In the winter, it’s 2 a.m., and I’m on my way home from office hours in Hillhouse 17. My brain is fried from stacks and sorting algorithms, and my bum still hurts from slipping on the icy bridge. I march on with my hood up to shelter from the cold and the snow. But that simple movement from Hillhouse to home, that change of scenery, is much needed. My way is lit by the sexy glow of Elm Street’s lamps. It’s just me and the lights, and I feel a bit like Dumbledore in the opening scene of Harry Potter. I settle down for some finishing touches on the night’s work in the Trumbull seminar room, which overlooks the road.

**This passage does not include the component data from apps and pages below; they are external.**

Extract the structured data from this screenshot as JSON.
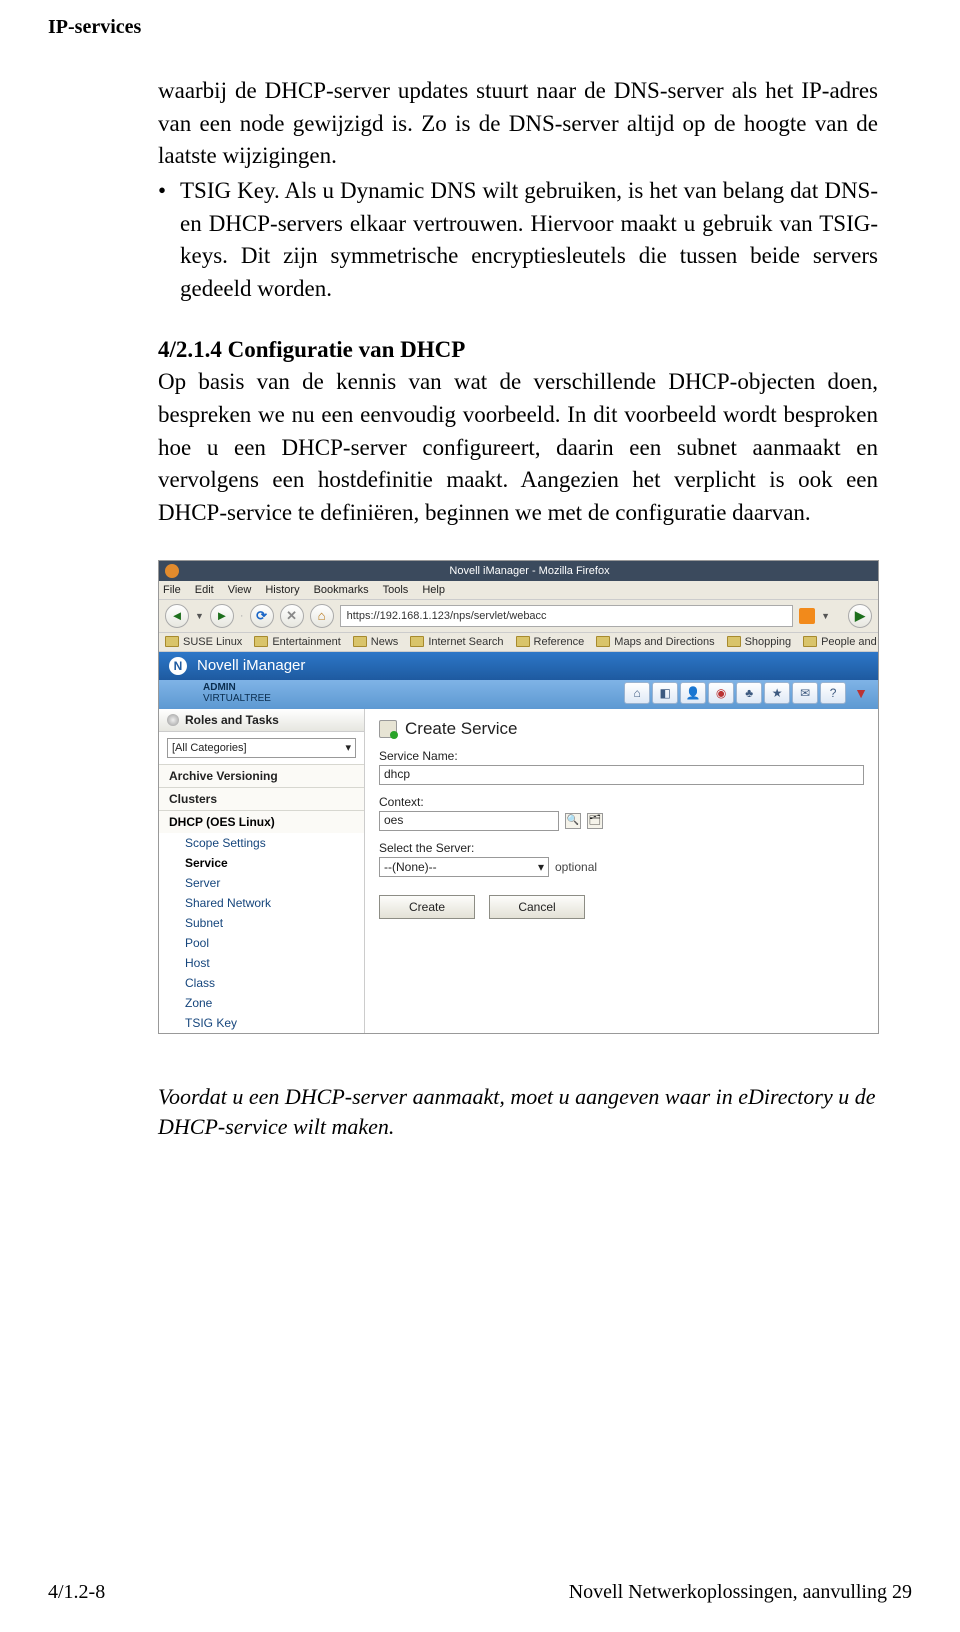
{
  "header": "IP-services",
  "para1": "waarbij de DHCP-server updates stuurt naar de DNS-server als het IP-adres van een node gewijzigd is. Zo is de DNS-server altijd op de hoogte van de laatste wijzigingen.",
  "bullet": "TSIG Key. Als u Dynamic DNS wilt gebruiken, is het van belang dat DNS- en DHCP-servers elkaar vertrouwen. Hiervoor maakt u gebruik van TSIG-keys. Dit zijn symmetrische encryptiesleutels die tussen beide servers gedeeld worden.",
  "sec_head": "4/2.1.4 Configuratie van DHCP",
  "sec_body": "Op basis van de kennis van wat de verschillende DHCP-objecten doen, bespreken we nu een eenvoudig voorbeeld. In dit voorbeeld wordt besproken hoe u een DHCP-server configureert, daarin een subnet aanmaakt en vervolgens een hostdefinitie maakt. Aangezien het verplicht is ook een DHCP-service te definiëren, beginnen we met de configuratie daarvan.",
  "titlebar": "Novell iManager - Mozilla Firefox",
  "menu": [
    "File",
    "Edit",
    "View",
    "History",
    "Bookmarks",
    "Tools",
    "Help"
  ],
  "url": "https://192.168.1.123/nps/servlet/webacc",
  "bookmarks": [
    "SUSE Linux",
    "Entertainment",
    "News",
    "Internet Search",
    "Reference",
    "Maps and Directions",
    "Shopping",
    "People and Compan..."
  ],
  "novell_title": "Novell iManager",
  "admin_label": "ADMIN",
  "tree_label": "VIRTUALTREE",
  "sidebar_tab": "Roles and Tasks",
  "sidebar_select": "[All Categories]",
  "groups": {
    "g1": "Archive Versioning",
    "g2": "Clusters",
    "g3": "DHCP (OES Linux)"
  },
  "items": [
    "Scope Settings",
    "Service",
    "Server",
    "Shared Network",
    "Subnet",
    "Pool",
    "Host",
    "Class",
    "Zone",
    "TSIG Key"
  ],
  "create_service": "Create Service",
  "f1_label": "Service Name:",
  "f1_value": "dhcp",
  "f2_label": "Context:",
  "f2_value": "oes",
  "f3_label": "Select the Server:",
  "f3_value": "--(None)--",
  "f3_note": "optional",
  "btn_create": "Create",
  "btn_cancel": "Cancel",
  "caption": "Voordat u een DHCP-server aanmaakt, moet u aangeven waar in eDirectory u de DHCP-service wilt maken.",
  "footer_left": "4/1.2-8",
  "footer_right": "Novell Netwerkoplossingen, aanvulling 29"
}
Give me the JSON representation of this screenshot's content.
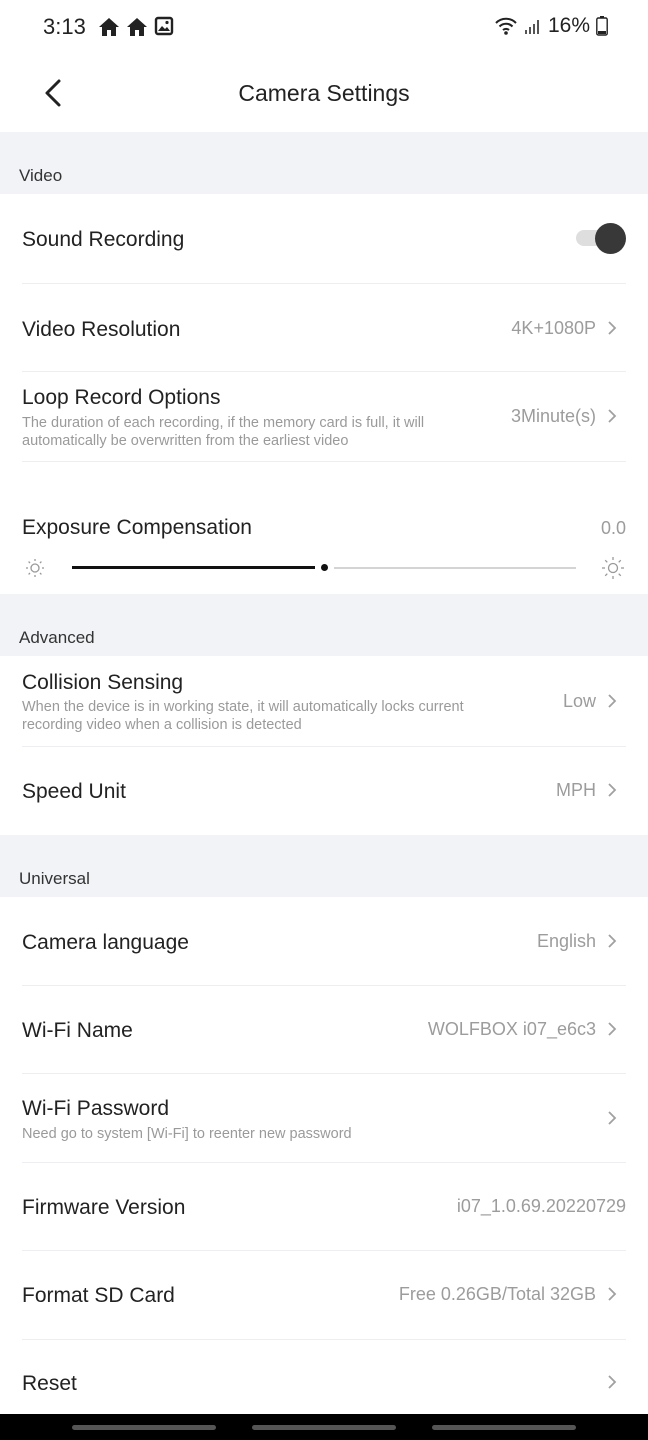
{
  "status_bar": {
    "time": "3:13",
    "battery": "16%",
    "left_icons": [
      "home-icon",
      "home-icon",
      "image-icon"
    ],
    "right_icons": [
      "wifi-icon",
      "signal-icon",
      "battery-icon"
    ]
  },
  "header": {
    "title": "Camera Settings",
    "back_icon": "chevron-left-icon"
  },
  "sections": {
    "video": {
      "label": "Video",
      "sound_recording": {
        "title": "Sound Recording",
        "enabled": true
      },
      "video_resolution": {
        "title": "Video Resolution",
        "value": "4K+1080P"
      },
      "loop_record": {
        "title": "Loop Record Options",
        "desc": "The duration of each recording, if the memory card is full, it will automatically be overwritten from the earliest video",
        "value": "3Minute(s)"
      },
      "exposure": {
        "title": "Exposure Compensation",
        "value": "0.0",
        "slider_level": 0.5
      }
    },
    "advanced": {
      "label": "Advanced",
      "collision": {
        "title": "Collision Sensing",
        "desc": "When the device is in working state, it will automatically locks current recording video when a collision is detected",
        "value": "Low"
      },
      "speed_unit": {
        "title": "Speed Unit",
        "value": "MPH"
      }
    },
    "universal": {
      "label": "Universal",
      "language": {
        "title": "Camera language",
        "value": "English"
      },
      "wifi_name": {
        "title": "Wi-Fi Name",
        "value": "WOLFBOX i07_e6c3"
      },
      "wifi_password": {
        "title": "Wi-Fi Password",
        "desc": "Need go to system [Wi-Fi] to reenter new password"
      },
      "firmware": {
        "title": "Firmware Version",
        "value": "i07_1.0.69.20220729"
      },
      "format_sd": {
        "title": "Format SD Card",
        "value": "Free 0.26GB/Total 32GB"
      },
      "reset": {
        "title": "Reset"
      }
    }
  },
  "colors": {
    "section_bg": "#f1f3f7",
    "accent_dark": "#383838",
    "muted_text": "#9c9c9c"
  }
}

In the spring, I embrace my big paper bag full of Takis and white chocolate-covered pretzels, fresh off of a trip with the boys to Stop & Shop. Down the street, the wave of afternoon class-goers sweeps in and jaywalks its way to Durfee’s. (Those chicken tenders and samosas are calling to the people.) We drop our goods off in the suite and waddle down the Rose Walk to Cross Campus for some well-earned sunbathing. This is the scene that they display in the campus brochures. These days, we’re all missing your springtime glory a little extra.

I live on a different street now. I try to walk down it every day, to get in at least a few thousand steps. To breathe in the air and listen for the bustling sounds of the Elm City. But here, everything is quiet. All I hear are my own thoughts. Sometimes, I listen to choral music or “The Anthropocene Reviewed” to drown out the silence. I’m grateful for the change of pace — you, Elm Street, can be a bit overwhelming. But here, the only people jaywalking are the little kids riding their little bikes. There’s no Elm City Motorcycle Squad to startle me every night with a revved engine and an impressive wheelie. There’s no Saybrook College to throw shade at from across the street.

I’m left wondering when next I’ll get to make memories with you. I keep imagining our grand reunion. The traditional college song “Neath the Elms” says it best: “Sweet the hour when your returning / Bids our merry songs arise, Tra la la la!” Until then.

Moorah Moorah,


Jonathan Jalbert |